Update (1/24/12): See Ryan Cordell’s ProfHacker article on the launch of DH Commons, “DHCommons Launches for All Users” (Chronicle January 24, 2012).

Mentioned in “Digital Humanities Research Part 1: Organizations & Code” (Bessette, Inside Higher Ed, January 10, 2012)


This morning at the DH Commons workshop, I served on the panel “How to Get Started in Digital Humanities.” (See Twitter hashtags #dhcom and #mla12.) After sitting between the fabulous Amanda French and inimitable Julia Flanders, we broke into table sessions for two rounds. Much to my surprise and glee, both sessions were filled (over-filled, even) with various levels of the DH curious and skilled alike. After brief introductions, it became obvious that we need a dynamic portal for storing, archiving, demonstrating, and evaluating digital pedagogy — beyond a print text. During the in-between conversations, the attendees wanted more — more information, more access, more experts, more informal chatting about all levels of digital pedagogy. Below is a sketchy list of needs, desires, curiosities from both sessions:

  • integrating digital skills into the curriculum of a single class (how-to?)
  • desire for a community of dh pedagogues
  • creating a community in the classroom using digital tools
  • integrating large digital projects into the course (where students create/build in conjunction with the disciplinary content)
  • create digital projects that are accessible to and useful for public audiences (scholars and more)
  • creating a DH methods course
  • creating an Intro to DH course (and the subsequent levels of courses after that)
  • build an archive in the course of the semester
  • creating a DH major outside disciplinary boundaries
  • articulating transferrable skills between traditional and digital assignments, i.e., critical thinking
  • discover a vocabulary for articulating the value of digital skills to students (that’s comparable to what they already know)
  • cross-disciplinary undergraduate teams for digital projects
  • introducing faculty (slowly) to the efficacy of using digital tools in the classrom
  • teach digital critical editing skills
  • teach TEI (or other mark-up language)
  • scaffolding digital assignments
  • focusing on project-based learning
  • creating archives (with students) to expose public to invisible languages and authors (Chicana authors)
  • incorporating social networking and e-literature assignments
  • expand the digital toolbox (for a faculty member)
  • create digital project (art) that exists beyond the classroom experience
  • interactive assignments
  • concern about using laptops in the classroom & lack of deep attention
  • blogging about pedagogy
  • having students move beyond theorizing and get the building the stuff

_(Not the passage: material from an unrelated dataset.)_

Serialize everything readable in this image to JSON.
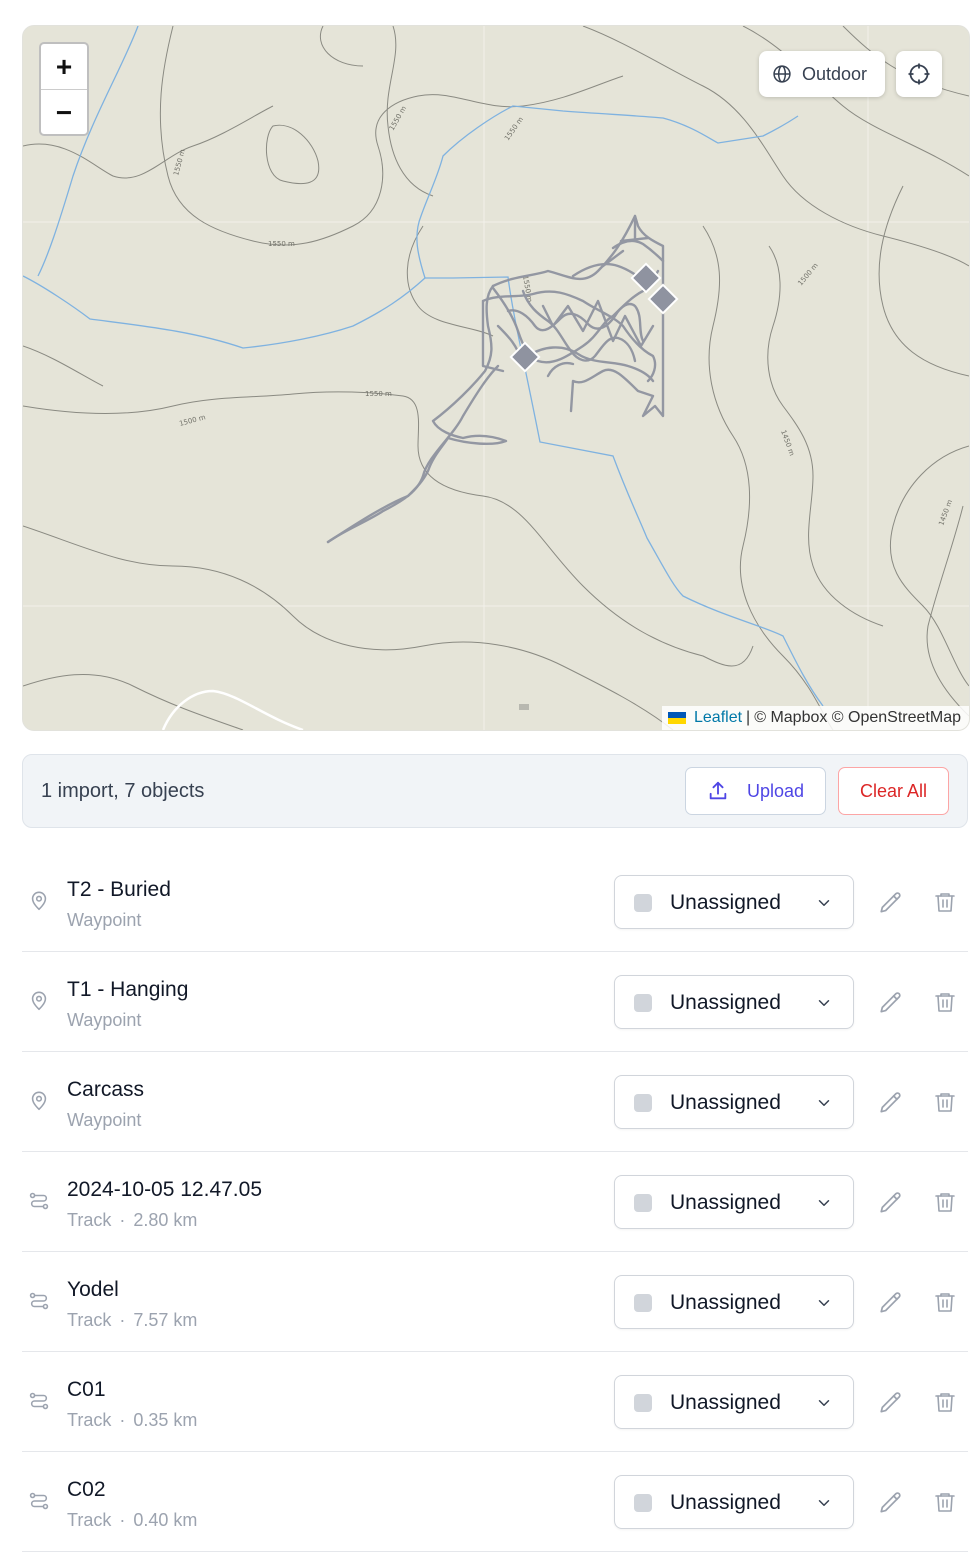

I did my best to lay out the various levels of digital pedagogy (see this video from THATCamp Pedagogy with my undergraduate, Pollyanna), and we did a lot towards identifying resources. I promised to email these resources to all of them, but it might better if I put them here.  And, this is by no means a complete list, just some rudimentary things off the top of my head scribbled while I come down from the sessions and sit in on another MLA panel (the very start of the convention).

On your own campus, try to find examples of digital pedagogy in other departments and disciplines. Often, other departments are already doing it and are happy to talk to your department about using digital tools in the classroom. (Plus, they’ve already beta-tested it for students; use it!). Snoop around your libraries and librarians. They’ve been at the forefront of digital use for years. Composition & Rhetoric studies have also been engaged in digital pedagogy for at least thirty years. If your on-campus teaching and learning center has an Instructional Technologist, yank on that person for all he/she is worth. If you hold the purse strings, invest in this person. It will be worth your while.

We’ve come a long way since last year’s Future of DH panel organized by Kathleen Fitzpatrick. It seems that digital pedagogy no longer needs a champion. Lots of people are vocal about their successes and failures in using digital tools, crafting Introducing Digital Humanities courses, building student-driven projects, and more. Please add more in the comments section here. (Because I’m an archivist, I’m a bit chagrined that I couldn’t capture everything and convey everything to everyone — can you say mal d’archive?)

Rock on with your bad selves.

Edit (1/7/12): The workshop was attended by Professor Pannapacker, who wrote up an interesting piece for the Chronicle of Higher Education on the MLA and DH with specific reference to the pedagogy session and some of the above references.